For Susan Green, messy emotions don’t fit into the equation of her perfectly ordered life. She has a flat that is ideal for one, a job that suits her passion for logic, and an “interpersonal arrangement” that provides cultural and other, more intimate, benefits. But suddenly confronted with the loss of her mother and the news that she is about to become a mother herself, Susan’s greatest fear is realized. She is losing control.
Enter Rob, the dubious but well-meaning friend of her indolent brother. As Susan’s due date draws near and her dismantled world falls further into a tailspin, Susan finds an unlikely ally in Rob. She might have a chance at finding real love and learning to love herself, if only she can figure out how to let go.
In Evvie Drake Starts Over, in a small town in Maine, recently widowed Eveleth “Evvie” Drake rarely leaves her house. Everyone in town, including her best friend, Andy, thinks grief keeps her locked inside, and she doesn’t correct them. In New York, Dean Tenney, former major-league pitcher and Andy’s childhood friend, is struggling with a case of the “yips”: he can’t throw straight anymore, and he can’t figure out why. An invitation from Andy to stay in Maine for a few months seems like the perfect chance to hit the reset button.
When Dean moves into an apartment at the back of Evvie’s house, the two make a deal: Dean won’t ask about Evvie’s late husband, and Evvie won’t ask about Dean’s baseball career. Rules, though, have a funny way of being broken–and what starts as an unexpected friendship soon turns into something more.
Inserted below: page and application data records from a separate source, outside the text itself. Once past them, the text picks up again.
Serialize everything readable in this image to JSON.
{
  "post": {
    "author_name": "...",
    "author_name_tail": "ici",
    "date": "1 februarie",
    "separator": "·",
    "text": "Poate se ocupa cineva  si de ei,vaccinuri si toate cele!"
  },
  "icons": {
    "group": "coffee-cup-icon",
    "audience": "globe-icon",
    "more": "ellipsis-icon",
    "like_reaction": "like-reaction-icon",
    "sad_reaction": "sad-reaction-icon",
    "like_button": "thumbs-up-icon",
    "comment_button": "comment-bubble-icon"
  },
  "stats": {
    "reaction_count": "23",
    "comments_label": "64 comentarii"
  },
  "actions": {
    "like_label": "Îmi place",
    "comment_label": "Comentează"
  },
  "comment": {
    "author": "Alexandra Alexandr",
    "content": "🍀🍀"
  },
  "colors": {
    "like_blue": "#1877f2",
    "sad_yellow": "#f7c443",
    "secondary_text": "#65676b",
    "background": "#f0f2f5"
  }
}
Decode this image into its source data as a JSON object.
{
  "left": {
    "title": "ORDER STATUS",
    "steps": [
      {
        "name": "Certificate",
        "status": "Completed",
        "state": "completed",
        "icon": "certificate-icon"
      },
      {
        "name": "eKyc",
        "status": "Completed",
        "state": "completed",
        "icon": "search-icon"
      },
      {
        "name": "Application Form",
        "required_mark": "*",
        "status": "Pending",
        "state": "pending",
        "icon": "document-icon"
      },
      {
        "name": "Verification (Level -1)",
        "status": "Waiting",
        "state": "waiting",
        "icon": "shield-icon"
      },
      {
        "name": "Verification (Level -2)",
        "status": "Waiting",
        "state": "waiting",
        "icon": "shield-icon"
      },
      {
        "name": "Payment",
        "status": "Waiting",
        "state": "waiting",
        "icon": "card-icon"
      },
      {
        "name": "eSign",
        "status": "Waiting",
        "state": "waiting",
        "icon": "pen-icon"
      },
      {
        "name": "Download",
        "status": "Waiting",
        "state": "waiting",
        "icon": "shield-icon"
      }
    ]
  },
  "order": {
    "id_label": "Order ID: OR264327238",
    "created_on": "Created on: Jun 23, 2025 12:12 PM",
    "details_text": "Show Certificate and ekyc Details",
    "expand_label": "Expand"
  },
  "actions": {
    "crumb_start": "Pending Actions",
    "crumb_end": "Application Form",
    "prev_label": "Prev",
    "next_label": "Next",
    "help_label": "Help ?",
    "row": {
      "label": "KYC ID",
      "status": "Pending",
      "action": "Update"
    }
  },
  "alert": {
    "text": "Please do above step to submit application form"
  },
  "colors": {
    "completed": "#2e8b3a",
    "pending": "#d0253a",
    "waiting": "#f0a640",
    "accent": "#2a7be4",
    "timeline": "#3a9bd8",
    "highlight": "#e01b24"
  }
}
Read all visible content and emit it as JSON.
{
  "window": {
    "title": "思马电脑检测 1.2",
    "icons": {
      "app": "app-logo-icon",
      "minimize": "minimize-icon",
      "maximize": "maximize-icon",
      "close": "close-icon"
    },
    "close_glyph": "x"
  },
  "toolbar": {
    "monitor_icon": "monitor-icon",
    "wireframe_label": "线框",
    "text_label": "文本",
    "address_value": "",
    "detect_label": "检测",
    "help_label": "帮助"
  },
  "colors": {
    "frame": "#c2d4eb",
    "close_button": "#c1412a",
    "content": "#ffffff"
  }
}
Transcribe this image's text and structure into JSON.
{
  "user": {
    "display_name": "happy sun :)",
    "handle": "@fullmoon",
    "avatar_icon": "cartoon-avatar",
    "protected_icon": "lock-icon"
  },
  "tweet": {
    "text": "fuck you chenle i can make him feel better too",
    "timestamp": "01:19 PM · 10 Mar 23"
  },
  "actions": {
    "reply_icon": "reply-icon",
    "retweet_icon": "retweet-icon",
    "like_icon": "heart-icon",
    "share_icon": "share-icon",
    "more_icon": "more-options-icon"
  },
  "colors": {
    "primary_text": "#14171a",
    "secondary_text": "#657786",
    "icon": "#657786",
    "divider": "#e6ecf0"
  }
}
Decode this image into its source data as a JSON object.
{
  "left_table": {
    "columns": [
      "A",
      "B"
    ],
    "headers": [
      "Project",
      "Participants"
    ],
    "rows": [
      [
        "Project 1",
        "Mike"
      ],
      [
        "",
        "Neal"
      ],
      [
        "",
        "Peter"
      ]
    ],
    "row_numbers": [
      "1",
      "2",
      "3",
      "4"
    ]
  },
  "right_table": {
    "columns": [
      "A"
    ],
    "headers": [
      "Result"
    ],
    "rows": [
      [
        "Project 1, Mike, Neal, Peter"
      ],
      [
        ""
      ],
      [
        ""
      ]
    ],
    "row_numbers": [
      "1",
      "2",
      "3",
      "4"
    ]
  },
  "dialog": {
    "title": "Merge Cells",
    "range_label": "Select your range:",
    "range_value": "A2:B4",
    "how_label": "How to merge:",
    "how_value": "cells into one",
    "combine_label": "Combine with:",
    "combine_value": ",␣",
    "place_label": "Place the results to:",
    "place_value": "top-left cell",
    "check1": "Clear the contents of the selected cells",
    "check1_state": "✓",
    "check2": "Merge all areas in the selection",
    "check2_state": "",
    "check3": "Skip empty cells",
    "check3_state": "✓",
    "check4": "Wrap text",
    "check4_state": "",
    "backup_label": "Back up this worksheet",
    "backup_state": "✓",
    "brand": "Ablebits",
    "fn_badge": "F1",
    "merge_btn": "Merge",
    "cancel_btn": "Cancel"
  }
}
But before they can find out what might lie ahead, they’ll have to wrestle a few demons: the bonds they’ve broken, the plans they’ve changed, and the secrets they’ve kept. They’ll need a lot of help, but in life, as in baseball, there’s always a chance–right up until the last out.
For readers of Eleanor Oliphant Is Completely Fine and A Man Called Ove, a life-affirming, deeply moving “coming-of-old” story, a celebration of how ordinary days are made extraordinary through friendship, family, and the power of forgiving yourself–at any age.
It says it all right up there in the description doesn’t it? And this is one our library has on order too!
Sitting a little outside perhaps of a direct match to Eleanor is, The Dearly Beloved by Cara Wall. This one has been catching my eye lately and I’ve seen it on a few Best Of lists this year as well.
Charles and Lily, James and Nan. They meet in Greenwich Village in 1963 when Charles and James are jointly hired to steward the historic Third Presbyterian Church through turbulent times. Their personal differences however, threaten to tear them apart.
The Dearly Beloved follows these two couples through decades of love and friendship, jealousy and understanding, forgiveness and commitment. Against the backdrop of turbulent changes facing the city and the church’s congregation, these four forge improbable paths through their evolving relationships, each struggling with uncertainty, heartbreak, and joy. It’s a poignant meditation on faith and reason, marriage and children, and the ways we find meaning in our lives.
I think armed with these, we should be able to find a book that gives us the same feelings and wonderful reading experience we had when we read Eleanor Oliphant is Completely Fine?!
Do you have any suggestions for similar sounding books to Eleanor?